Baumbach and Anderson: A Discussion Prompt

03/24/2010 4:12 PM |


Among fans and critics, and perhaps among devout acolytes as well, writer-directors Wes Anderson and Noah Baumbach are often compared, sometimes conflated, and maybe even occasionally confused. And with good reason. Aside from the fact that they have collaborated on at least a couple projects, they are also both rather young directors whose most ardent followers inhabit similar spheres; they both bend the loose genres in which they work to similar degrees; they share a similar flair for the creative intermingling of comedy and tragedy; and they have both entered an arena of greater mainstream distribution, or at least awareness, at around the same time.

A great deal more could be said about such claims—to further them or, conversely, to tear them to shreds—and a great deal could be done to differentiate between these directors. However, after seeing Baumbach’s Greenberg a couple days ago, I offer the following discussion prompt:

While Anderson and Baumbach share certain thematic and stylistic tendencies, one could perhaps distill their differences by focusing on the subtly contrasting details in one film by each. Namely, Anderson’s Bottle Rocket opens with a young man being released (and feigning escape) from a mental institution, giving way to a sort of quirky, comedic pseudo-tragedy, while Baumbach’s Greenberg opens with a not-quite-so-young man being released from a mental institution, giving way to a somewhat less quirky and somewhat more dramatic tragicomedy.


3 Comment

  • Well, both filmmakers have taken as their subject the often difficult relationship between (self-considered or objectively) exceptional/sensitive/creative people and the real world. (For this reason, they make sense as collaborators.)

    Whether their characters are writers (as they frequently are for both filmmakers) or musicians, or sportsmen, or poultry thieves, Anderson and Baumbach seem interested in their sort of privileged separateness from the world, and its implications.

    As for the respective gentleness and savagery with which Anderson and Baumbach question the basis and justification for their characters’ sensitivity, I’m quite sure I don’t care to search for motivation.

  • This isn’t really the question you’re asking, but I’m not so sure I see a lot of stylistic overlap between Baumbach and Anderson. Baumbach seems a little more restless with his aesthetic, while Anderson comes off more like he has a technique he loves, and tries to tinker with it and perfect it via logistical challenges (the not-quite-NYC of Tenenbaums; shooting on the water in Life Aquatic, or a train in Darjeeling; and finally stop-motion animation in Fantastic Mr. Fox). Baumbach’s movies are much smaller, but he seems less invested in a distinct visual voice — or rather, he wasn’t afraid to scrap the tastefully stylish directing of Kicking and Screaming or Mr. Jealousy (the latter probably his closest to Anderson territory in terms of style, with plenty of Woody Allen in there, too) for the more handheld and/or color-drained faux-seventies look of his last three movies.

    I love them both a lot, as both writers and directors, but I have the sense that Baumbach is more of an incisive solo writer as needed — Anderson always works with at least one collaborator: Baumbach, Owen Wilson, the other Darjeeling boys.

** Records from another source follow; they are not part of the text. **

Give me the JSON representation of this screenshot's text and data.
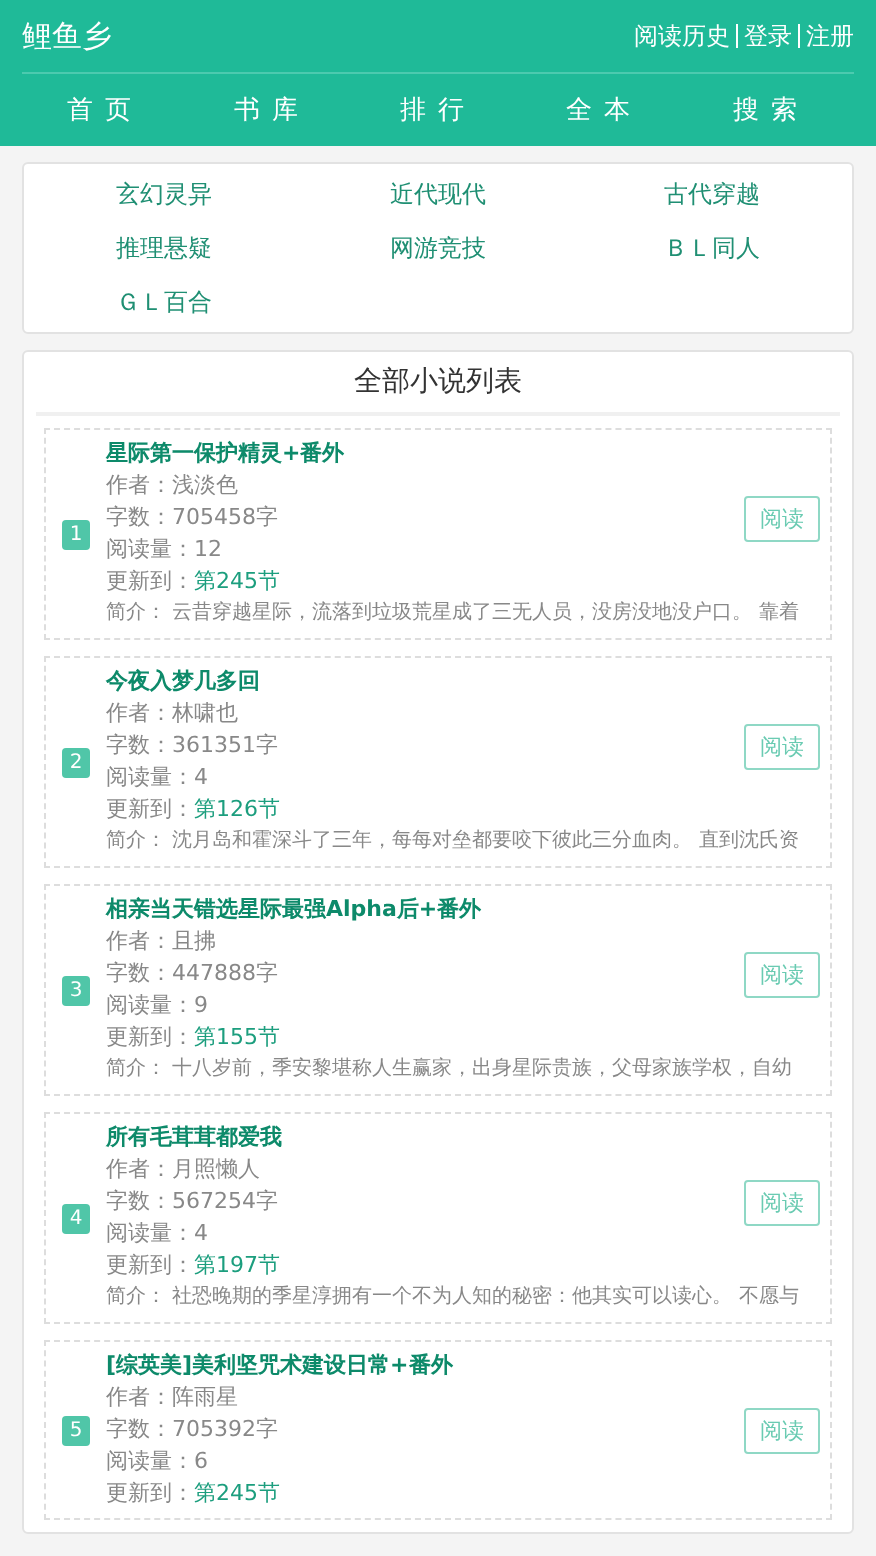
{
  "site": {
    "title": "鲤鱼乡",
    "links": [
      "阅读历史",
      "登录",
      "注册"
    ]
  },
  "nav": [
    {
      "label": "首页"
    },
    {
      "label": "书库"
    },
    {
      "label": "排行"
    },
    {
      "label": "全本"
    },
    {
      "label": "搜索"
    }
  ],
  "categories": [
    "玄幻灵异",
    "近代现代",
    "古代穿越",
    "推理悬疑",
    "网游竞技",
    "ＢＬ同人",
    "ＧＬ百合"
  ],
  "list": {
    "title": "全部小说列表",
    "items": [
      {
        "rank": "1",
        "title": "星际第一保护精灵+番外",
        "author_label": "作者：",
        "author": "浅淡色",
        "words_label": "字数：",
        "words": "705458字",
        "reads_label": "阅读量：",
        "reads": "12",
        "update_label": "更新到：",
        "update": "第245节",
        "intro_label": "简介：",
        "intro": "云昔穿越星际，流落到垃圾荒星成了三无人员，没房没地没户口。 靠着",
        "button": "阅读"
      },
      {
        "rank": "2",
        "title": "今夜入梦几多回",
        "author_label": "作者：",
        "author": "林啸也",
        "words_label": "字数：",
        "words": "361351字",
        "reads_label": "阅读量：",
        "reads": "4",
        "update_label": "更新到：",
        "update": "第126节",
        "intro_label": "简介：",
        "intro": "沈月岛和霍深斗了三年，每每对垒都要咬下彼此三分血肉。 直到沈氏资",
        "button": "阅读"
      },
      {
        "rank": "3",
        "title": "相亲当天错选星际最强Alpha后+番外",
        "author_label": "作者：",
        "author": "且拂",
        "words_label": "字数：",
        "words": "447888字",
        "reads_label": "阅读量：",
        "reads": "9",
        "update_label": "更新到：",
        "update": "第155节",
        "intro_label": "简介：",
        "intro": "十八岁前，季安黎堪称人生赢家，出身星际贵族，父母家族学权，自幼",
        "button": "阅读"
      },
      {
        "rank": "4",
        "title": "所有毛茸茸都爱我",
        "author_label": "作者：",
        "author": "月照懒人",
        "words_label": "字数：",
        "words": "567254字",
        "reads_label": "阅读量：",
        "reads": "4",
        "update_label": "更新到：",
        "update": "第197节",
        "intro_label": "简介：",
        "intro": "社恐晚期的季星淳拥有一个不为人知的秘密：他其实可以读心。 不愿与",
        "button": "阅读"
      },
      {
        "rank": "5",
        "title": "[综英美]美利坚咒术建设日常+番外",
        "author_label": "作者：",
        "author": "阵雨星",
        "words_label": "字数：",
        "words": "705392字",
        "reads_label": "阅读量：",
        "reads": "6",
        "update_label": "更新到：",
        "update": "第245节",
        "button": "阅读"
      }
    ]
  }
}
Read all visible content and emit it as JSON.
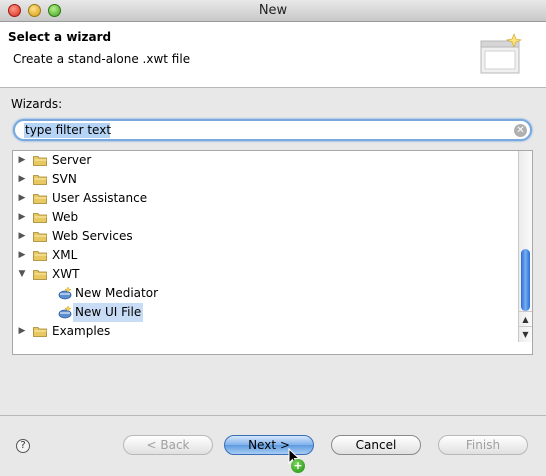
{
  "window": {
    "title": "New"
  },
  "header": {
    "title": "Select a wizard",
    "description": "Create a stand-alone .xwt file"
  },
  "wizards_label": "Wizards:",
  "filter": {
    "value": "type filter text",
    "placeholder": "type filter text"
  },
  "tree": {
    "items": [
      {
        "label": "Server",
        "type": "folder",
        "expanded": false
      },
      {
        "label": "SVN",
        "type": "folder",
        "expanded": false
      },
      {
        "label": "User Assistance",
        "type": "folder",
        "expanded": false
      },
      {
        "label": "Web",
        "type": "folder",
        "expanded": false
      },
      {
        "label": "Web Services",
        "type": "folder",
        "expanded": false
      },
      {
        "label": "XML",
        "type": "folder",
        "expanded": false
      },
      {
        "label": "XWT",
        "type": "folder",
        "expanded": true
      },
      {
        "label": "New Mediator",
        "type": "wizard",
        "selected": false
      },
      {
        "label": "New UI File",
        "type": "wizard",
        "selected": true
      },
      {
        "label": "Examples",
        "type": "folder",
        "expanded": false
      }
    ]
  },
  "buttons": {
    "back": "< Back",
    "next": "Next >",
    "cancel": "Cancel",
    "finish": "Finish"
  },
  "icons": {
    "help": "help-icon",
    "folder": "folder-icon",
    "wizard": "wizard-file-icon",
    "clear": "clear-icon"
  },
  "colors": {
    "selection": "#c9dcf5",
    "accent": "#5d9be0",
    "folder": "#e8c860"
  }
}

Accordingly, Baumbach’s characters often define themselves by what they say or think, while a lot of Anderson characters cling to more visual signifiers for their identities.

    To Mark’s point, I rewatched Fantastic Mr. Fox recently, and it does come off a sort of a glum cousin to The Incredibles (an Ash to Pixar’s Kristofferson, say).

  • Thanks to you both for your thoughts. Notes have been dutifully taken.

    I offer yet another parallel that could be explored similarly: tennis as metaphor, or at least as narrative element, in The Royal Tenenbaums and Squid and the Whale. In the former, it is portrayed with humor though the character’s afflictions are grave. In the latter, it is a rather non-humorous analogy to the family’s quite serious conflicts — rendered more pitiable, if not pitiful, by the transition into table tennis.


    Another good discussion point, at least, perhaps.

    (Mark: I hope this didn’t complicate your otherwise Baumbach-relevant hubbub!)